*About this task*.
Once you have read the data below, please repeat all of it exactly.

*Records for this exercise*.
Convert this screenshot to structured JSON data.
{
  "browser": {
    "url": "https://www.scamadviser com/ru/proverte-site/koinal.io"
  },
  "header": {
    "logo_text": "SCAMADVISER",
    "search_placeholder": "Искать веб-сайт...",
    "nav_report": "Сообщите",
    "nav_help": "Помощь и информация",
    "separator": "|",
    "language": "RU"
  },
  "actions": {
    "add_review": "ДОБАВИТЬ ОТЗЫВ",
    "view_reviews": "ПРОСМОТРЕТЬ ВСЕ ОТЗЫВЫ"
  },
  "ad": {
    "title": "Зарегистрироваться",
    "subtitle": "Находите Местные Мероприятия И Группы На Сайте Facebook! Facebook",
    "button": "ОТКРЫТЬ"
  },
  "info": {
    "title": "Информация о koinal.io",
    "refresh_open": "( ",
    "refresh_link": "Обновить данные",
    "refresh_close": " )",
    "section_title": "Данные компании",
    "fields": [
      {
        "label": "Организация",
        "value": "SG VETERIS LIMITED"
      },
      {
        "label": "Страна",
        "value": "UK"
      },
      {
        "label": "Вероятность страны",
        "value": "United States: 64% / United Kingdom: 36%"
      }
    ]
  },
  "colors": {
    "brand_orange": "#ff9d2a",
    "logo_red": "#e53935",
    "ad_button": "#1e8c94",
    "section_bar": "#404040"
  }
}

*Result below*.
Convert this screenshot to structured JSON data.
{
  "browser": {
    "url": "https://www.scamadviser com/ru/proverte-site/koinal.io"
  },
  "header": {
    "logo_text": "SCAMADVISER",
    "search_placeholder": "Искать веб-сайт...",
    "nav_report": "Сообщите",
    "nav_help": "Помощь и информация",
    "separator": "|",
    "language": "RU"
  },
  "actions": {
    "add_review": "ДОБАВИТЬ ОТЗЫВ",
    "view_reviews": "ПРОСМОТРЕТЬ ВСЕ ОТЗЫВЫ"
  },
  "ad": {
    "title": "Зарегистрироваться",
    "subtitle": "Находите Местные Мероприятия И Группы На Сайте Facebook! Facebook",
    "button": "ОТКРЫТЬ"
  },
  "info": {
    "title": "Информация о koinal.io",
    "refresh_open": "( ",
    "refresh_link": "Обновить данные",
    "refresh_close": " )",
    "section_title": "Данные компании",
    "fields": [
      {
        "label": "Организация",
        "value": "SG VETERIS LIMITED"
      },
      {
        "label": "Страна",
        "value": "UK"
      },
      {
        "label": "Вероятность страны",
        "value": "United States: 64% / United Kingdom: 36%"
      }
    ]
  },
  "colors": {
    "brand_orange": "#ff9d2a",
    "logo_red": "#e53935",
    "ad_button": "#1e8c94",
    "section_bar": "#404040"
  }
}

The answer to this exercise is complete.